Awash in Jeff Bezosian cash, the Washington Post over the past decade wildly expanded its staff but didn’t change its strategy.
And now that the Trump-inflated readership has dwindled and the book-cooking publisher is gone, the Post finds itself back in a death spiral of cuts and diminished accomplishments, just like it was before Bezos bought it in 2013.
Management never had any clear idea of how the Post would make enough money to sustain itself — just overly rosy projections.
Newsroom leaders never even attempted to make the desperately needed adjustments required to accurately cover a changed political climate, poisoned by lies from an increasingly unhinged Republican Party.
And there was never any clear guidance about how the Post was dealing with the enormous conflicts of interest posed by its owner’s sprawling business empire.
Patty Stonesifer, the Bezos disciple sent in to clean up the mess left by former publisher Fred Ryan after his long-overdue forced departure, announced on Tuesday that the Post will soon be eliminating 240 employees – either through buyouts or layoffs – “to return our business to a healthier place.”
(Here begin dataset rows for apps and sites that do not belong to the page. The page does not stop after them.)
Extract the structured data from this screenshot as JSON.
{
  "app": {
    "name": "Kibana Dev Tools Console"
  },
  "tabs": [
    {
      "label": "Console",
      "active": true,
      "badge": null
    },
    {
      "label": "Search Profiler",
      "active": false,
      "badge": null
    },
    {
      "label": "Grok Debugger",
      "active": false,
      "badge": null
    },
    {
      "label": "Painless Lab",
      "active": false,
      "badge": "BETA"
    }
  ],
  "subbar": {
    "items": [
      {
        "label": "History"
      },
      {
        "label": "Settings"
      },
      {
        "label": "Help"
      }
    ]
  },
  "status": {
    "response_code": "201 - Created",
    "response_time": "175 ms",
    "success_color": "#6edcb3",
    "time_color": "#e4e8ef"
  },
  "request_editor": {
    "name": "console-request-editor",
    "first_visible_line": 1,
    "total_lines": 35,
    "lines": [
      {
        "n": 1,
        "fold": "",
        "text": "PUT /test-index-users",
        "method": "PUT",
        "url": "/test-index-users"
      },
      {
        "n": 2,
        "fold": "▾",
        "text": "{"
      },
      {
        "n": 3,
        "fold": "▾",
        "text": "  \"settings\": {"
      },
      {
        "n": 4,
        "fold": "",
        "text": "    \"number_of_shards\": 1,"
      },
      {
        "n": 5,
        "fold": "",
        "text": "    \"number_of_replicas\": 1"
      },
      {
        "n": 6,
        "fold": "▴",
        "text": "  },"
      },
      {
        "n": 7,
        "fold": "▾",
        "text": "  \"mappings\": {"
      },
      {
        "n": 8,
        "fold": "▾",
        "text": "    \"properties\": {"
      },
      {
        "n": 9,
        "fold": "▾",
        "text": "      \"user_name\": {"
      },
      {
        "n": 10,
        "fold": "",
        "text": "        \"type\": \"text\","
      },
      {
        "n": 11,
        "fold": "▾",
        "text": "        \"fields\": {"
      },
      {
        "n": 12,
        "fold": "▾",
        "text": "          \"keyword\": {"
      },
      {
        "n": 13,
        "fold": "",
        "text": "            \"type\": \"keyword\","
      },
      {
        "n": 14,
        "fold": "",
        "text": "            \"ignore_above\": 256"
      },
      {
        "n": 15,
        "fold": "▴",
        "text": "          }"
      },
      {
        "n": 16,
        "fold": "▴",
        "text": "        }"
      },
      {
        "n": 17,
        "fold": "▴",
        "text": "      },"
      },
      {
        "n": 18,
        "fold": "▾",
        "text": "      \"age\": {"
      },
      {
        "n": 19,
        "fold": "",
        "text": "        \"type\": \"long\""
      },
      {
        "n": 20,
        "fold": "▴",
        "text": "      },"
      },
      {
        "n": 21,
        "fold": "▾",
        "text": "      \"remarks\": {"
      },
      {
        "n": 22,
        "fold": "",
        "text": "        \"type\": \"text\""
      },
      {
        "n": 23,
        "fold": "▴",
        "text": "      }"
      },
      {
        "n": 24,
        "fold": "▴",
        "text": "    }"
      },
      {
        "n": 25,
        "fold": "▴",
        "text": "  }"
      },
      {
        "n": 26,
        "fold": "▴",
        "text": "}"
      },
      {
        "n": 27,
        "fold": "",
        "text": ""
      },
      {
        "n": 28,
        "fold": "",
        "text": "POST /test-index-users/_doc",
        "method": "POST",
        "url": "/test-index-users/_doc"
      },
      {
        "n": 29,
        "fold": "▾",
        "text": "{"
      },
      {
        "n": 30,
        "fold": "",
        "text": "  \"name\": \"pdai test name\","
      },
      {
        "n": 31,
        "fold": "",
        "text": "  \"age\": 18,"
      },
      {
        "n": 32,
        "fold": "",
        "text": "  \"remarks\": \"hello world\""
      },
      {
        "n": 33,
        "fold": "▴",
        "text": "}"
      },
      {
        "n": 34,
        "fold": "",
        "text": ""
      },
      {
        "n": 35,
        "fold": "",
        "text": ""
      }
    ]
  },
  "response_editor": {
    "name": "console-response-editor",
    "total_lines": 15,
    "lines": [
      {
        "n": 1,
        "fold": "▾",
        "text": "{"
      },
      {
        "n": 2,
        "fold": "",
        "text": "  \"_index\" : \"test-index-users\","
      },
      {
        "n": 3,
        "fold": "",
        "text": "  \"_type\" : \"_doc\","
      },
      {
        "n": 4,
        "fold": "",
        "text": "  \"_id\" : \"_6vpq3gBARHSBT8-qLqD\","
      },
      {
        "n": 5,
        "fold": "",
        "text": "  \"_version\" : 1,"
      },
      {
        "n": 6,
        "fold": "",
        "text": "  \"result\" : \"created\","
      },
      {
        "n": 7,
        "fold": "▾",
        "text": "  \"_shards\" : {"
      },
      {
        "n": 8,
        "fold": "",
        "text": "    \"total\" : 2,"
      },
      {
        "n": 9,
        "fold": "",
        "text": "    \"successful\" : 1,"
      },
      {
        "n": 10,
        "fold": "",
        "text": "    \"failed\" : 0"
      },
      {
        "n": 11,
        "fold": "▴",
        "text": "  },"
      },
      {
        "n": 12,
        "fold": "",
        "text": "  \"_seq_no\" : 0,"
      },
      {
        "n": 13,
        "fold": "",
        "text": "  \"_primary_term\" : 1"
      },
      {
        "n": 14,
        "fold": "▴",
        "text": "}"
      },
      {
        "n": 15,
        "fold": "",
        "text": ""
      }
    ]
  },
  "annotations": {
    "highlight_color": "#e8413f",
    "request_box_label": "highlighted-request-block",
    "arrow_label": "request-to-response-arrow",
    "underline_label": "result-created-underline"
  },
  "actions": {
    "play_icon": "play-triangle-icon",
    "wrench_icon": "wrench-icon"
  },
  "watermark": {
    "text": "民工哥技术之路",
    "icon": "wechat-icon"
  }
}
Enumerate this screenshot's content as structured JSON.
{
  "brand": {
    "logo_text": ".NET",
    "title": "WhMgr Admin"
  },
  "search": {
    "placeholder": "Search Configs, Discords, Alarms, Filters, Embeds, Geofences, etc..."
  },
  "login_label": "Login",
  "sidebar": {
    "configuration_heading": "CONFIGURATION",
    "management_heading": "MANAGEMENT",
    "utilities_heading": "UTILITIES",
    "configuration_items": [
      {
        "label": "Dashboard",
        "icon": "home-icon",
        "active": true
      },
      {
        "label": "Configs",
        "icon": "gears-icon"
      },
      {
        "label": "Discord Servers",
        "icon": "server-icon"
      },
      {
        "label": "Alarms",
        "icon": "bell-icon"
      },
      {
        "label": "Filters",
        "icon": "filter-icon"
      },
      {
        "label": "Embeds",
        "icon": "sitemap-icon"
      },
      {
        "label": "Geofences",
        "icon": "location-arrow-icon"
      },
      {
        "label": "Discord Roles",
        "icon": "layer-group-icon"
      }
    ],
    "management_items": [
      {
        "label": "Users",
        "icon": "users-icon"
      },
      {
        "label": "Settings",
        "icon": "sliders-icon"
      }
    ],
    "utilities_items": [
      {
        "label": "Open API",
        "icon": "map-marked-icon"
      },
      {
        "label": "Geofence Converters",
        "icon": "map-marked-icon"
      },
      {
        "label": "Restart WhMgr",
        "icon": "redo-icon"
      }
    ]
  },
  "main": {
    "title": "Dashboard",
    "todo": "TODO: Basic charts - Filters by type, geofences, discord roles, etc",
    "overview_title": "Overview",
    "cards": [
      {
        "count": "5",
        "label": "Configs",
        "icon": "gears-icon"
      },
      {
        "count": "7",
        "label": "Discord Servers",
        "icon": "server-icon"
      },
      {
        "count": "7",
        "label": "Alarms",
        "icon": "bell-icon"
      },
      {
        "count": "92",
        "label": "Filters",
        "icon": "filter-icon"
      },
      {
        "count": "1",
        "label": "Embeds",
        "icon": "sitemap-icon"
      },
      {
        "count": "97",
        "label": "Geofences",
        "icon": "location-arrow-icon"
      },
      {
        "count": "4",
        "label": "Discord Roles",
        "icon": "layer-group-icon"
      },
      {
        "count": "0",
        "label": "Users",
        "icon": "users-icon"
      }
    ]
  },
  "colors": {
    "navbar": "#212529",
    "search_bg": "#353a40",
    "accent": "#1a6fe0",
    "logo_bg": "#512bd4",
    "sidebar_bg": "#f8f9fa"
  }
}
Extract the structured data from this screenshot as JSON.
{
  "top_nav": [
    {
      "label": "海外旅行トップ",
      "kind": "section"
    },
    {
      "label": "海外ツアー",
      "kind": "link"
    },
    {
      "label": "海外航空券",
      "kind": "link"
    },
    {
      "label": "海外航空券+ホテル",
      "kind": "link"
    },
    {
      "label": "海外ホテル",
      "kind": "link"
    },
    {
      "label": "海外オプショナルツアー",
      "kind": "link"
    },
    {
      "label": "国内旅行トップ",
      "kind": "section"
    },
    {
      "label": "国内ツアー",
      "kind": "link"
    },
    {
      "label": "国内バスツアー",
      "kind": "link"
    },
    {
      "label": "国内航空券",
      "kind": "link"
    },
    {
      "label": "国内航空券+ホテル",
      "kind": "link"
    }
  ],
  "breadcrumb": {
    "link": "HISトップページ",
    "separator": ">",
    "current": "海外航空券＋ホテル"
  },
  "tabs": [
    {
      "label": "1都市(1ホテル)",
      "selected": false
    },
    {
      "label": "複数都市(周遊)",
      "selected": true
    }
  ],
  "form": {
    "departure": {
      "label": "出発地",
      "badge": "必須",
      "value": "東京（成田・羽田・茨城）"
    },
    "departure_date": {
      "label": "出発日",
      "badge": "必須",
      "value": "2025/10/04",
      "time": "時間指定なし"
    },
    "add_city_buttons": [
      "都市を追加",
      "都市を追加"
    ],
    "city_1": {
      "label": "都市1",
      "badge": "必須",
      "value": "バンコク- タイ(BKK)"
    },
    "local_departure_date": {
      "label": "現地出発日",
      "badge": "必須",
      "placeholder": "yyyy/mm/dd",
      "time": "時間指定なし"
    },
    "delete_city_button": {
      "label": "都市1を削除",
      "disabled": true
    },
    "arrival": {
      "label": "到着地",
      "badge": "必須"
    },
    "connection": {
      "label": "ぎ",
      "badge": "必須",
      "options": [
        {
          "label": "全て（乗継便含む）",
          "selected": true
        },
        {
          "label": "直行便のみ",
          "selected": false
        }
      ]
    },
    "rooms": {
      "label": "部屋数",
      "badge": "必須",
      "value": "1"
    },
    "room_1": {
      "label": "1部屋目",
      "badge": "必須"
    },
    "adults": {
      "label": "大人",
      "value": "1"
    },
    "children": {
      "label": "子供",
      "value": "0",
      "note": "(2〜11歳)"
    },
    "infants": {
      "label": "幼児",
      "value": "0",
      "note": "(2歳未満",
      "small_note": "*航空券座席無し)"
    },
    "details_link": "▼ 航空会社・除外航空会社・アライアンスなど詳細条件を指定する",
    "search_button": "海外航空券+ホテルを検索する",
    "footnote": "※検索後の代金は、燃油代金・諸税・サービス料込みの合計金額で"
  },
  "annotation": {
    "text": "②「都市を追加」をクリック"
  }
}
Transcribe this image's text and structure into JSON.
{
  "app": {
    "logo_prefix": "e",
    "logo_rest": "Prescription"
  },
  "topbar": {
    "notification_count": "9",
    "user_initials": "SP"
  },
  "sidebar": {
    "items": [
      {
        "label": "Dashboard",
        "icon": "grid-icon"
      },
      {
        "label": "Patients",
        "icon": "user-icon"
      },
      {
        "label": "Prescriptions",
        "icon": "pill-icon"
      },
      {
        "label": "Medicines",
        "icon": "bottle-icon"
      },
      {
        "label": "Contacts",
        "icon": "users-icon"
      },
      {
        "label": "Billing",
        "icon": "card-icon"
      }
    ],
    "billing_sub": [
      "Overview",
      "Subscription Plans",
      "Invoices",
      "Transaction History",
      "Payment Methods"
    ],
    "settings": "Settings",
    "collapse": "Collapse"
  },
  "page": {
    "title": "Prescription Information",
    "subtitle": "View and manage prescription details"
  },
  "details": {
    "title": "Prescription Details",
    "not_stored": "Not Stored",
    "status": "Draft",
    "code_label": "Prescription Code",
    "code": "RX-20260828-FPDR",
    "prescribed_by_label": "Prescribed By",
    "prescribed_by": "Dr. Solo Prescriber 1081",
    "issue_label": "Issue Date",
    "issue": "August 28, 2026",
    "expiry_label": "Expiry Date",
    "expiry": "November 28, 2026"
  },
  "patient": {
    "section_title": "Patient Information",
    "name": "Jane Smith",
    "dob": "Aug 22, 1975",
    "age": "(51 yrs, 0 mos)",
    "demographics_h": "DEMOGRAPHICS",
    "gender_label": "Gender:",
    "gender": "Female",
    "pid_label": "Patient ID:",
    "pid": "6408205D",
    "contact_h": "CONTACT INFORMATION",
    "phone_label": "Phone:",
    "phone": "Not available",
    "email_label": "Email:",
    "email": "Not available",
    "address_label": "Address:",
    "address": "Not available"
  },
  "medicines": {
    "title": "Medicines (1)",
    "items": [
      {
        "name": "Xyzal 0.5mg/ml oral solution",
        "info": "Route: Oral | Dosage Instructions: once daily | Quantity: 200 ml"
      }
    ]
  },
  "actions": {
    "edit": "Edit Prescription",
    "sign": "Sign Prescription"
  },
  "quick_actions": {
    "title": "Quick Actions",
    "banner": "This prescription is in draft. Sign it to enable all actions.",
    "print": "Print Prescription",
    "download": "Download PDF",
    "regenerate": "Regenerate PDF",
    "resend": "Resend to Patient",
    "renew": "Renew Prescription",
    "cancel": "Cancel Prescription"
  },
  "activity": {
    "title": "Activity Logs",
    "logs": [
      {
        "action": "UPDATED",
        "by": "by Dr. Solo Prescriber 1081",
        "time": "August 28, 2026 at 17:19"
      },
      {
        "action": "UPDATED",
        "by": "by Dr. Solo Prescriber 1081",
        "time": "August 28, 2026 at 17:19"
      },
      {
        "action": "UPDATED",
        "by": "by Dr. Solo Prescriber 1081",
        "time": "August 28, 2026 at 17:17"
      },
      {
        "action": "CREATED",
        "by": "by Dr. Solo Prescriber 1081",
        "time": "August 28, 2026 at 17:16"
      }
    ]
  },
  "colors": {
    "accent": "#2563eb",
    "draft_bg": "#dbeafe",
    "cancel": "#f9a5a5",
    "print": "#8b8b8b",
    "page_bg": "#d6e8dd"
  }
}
That’s about one tenth of the staff. That’s a lot of people.
The digital audience for the Post has declined by 28 percent in the last two years, Stonesifer told the staff. And the number of digital subscribers has dropped to 2.5 million.
The Post claimed in late 2020 that it had nearly 3 million paid subscribers.
So, conservatively speaking, half a million people have canceled their subscriptions to the Post in the last three years.
That’s a lot of cancelled subscriptions.
And while some of that loss can surely be attributed to changing appetites for news, there’s no question that a goodly chunk has canceled out of disappointment with the paper’s hallmark political coverage.
My theory is that while Trump was president, simply reporting the news seemed like accountability journalism enough that many readers felt the Post was doing a good job — was fighting the good fight.
But even after the January 6 insurrection made it undeniably clear that our democracy is now under sustained attack from the far-right, the Post has maintained its dispassionate, above-it-all tone instead of sounding the alarm.
Here’s how I look at it: Trump-as-president sold papers (and drove digital subs). But there’s never been a bigger story in American political news than what’s happening right now withing the increasingly demented and authoritarian Republican Party, and the threat it poses to our democratic system.
And the Post is blowing that story, badly.
The occasional hard-hitting stories about Trump’s extremism and how the Republican Party has become the party of death don’t make up for the barrage of daily coverage that euphemizes the GOP’s increasingly overt racism and homophobia, blames Biden for problems caused by Republicans, and regularly includes both-sides bromides from the likes of the insufferable Dan Balz.
Mind you, the New York Times is blowing that story at least as badly. But it has two advantages the Post does not: It remains the must-read paper of the intelligentsia; and it has bolstered its subscriber base with genius plays like Wordle and Cooking.
The Times’s Weakness
The Post should exploit the Times’s weaknesses in political coverage, rather than badly mimic them. That’s the path to success.
I wrote about that at length in a (prophetic!) piece I published in February, headlined The Washington Post is doomed without a major reset.
In that piece, I called for the Post to “take advantage of the huge opportunity to become the world leader in U.S. political and government news presented by the abysmal failure of the industry-leading New York Times to adjust to the asymmetry of the current political climate.”
And I say this with hope and love, having devoted 12 years of my life to trying to get the Post to live up to its world-famous Watergate-inspired brand as the champion of democracy and scourge to those who abuse it. (I spent six years building the website into a national and international edition and six years as a columnist joyfully holding the White House accountable.)
My message to Bezos is to turn the Post over to a non-profit with a powerful sense of public service.
But that seems unlikely.
So let me direct my advice to the next publisher, instead. (And, one hopes, a new editor once the rudderless Sally Buzbee gets her own personal buyout.) To win back subscribers, keep these rules in mind.
- Transcend partisanship rather than split the difference. Be pro-democracy.
- Stick to your core values of truth-telling and accuracy. Both-sidesing a one-sided story is not accurate.
- You can’t cut your way to success.
- Listen to your staff, value your staff, and let them write what they know, unimpeded by pressure to be “balanced’.
- Engage with your critics rather than insult or ignore them.
The Post is at an inflection point.
One path — trying to do more of the same with a massive loss of experience and talent – leads to dissolution.
But the other path – a thoughtful series of adjustments to the new political reality – could make the Post the champion of a new political journalism that prizes accuracy over treating both sides equally, and unflinchingly promotes democracy over authoritarianism.
I’m rooting for the latter. Is Jeff Bezos?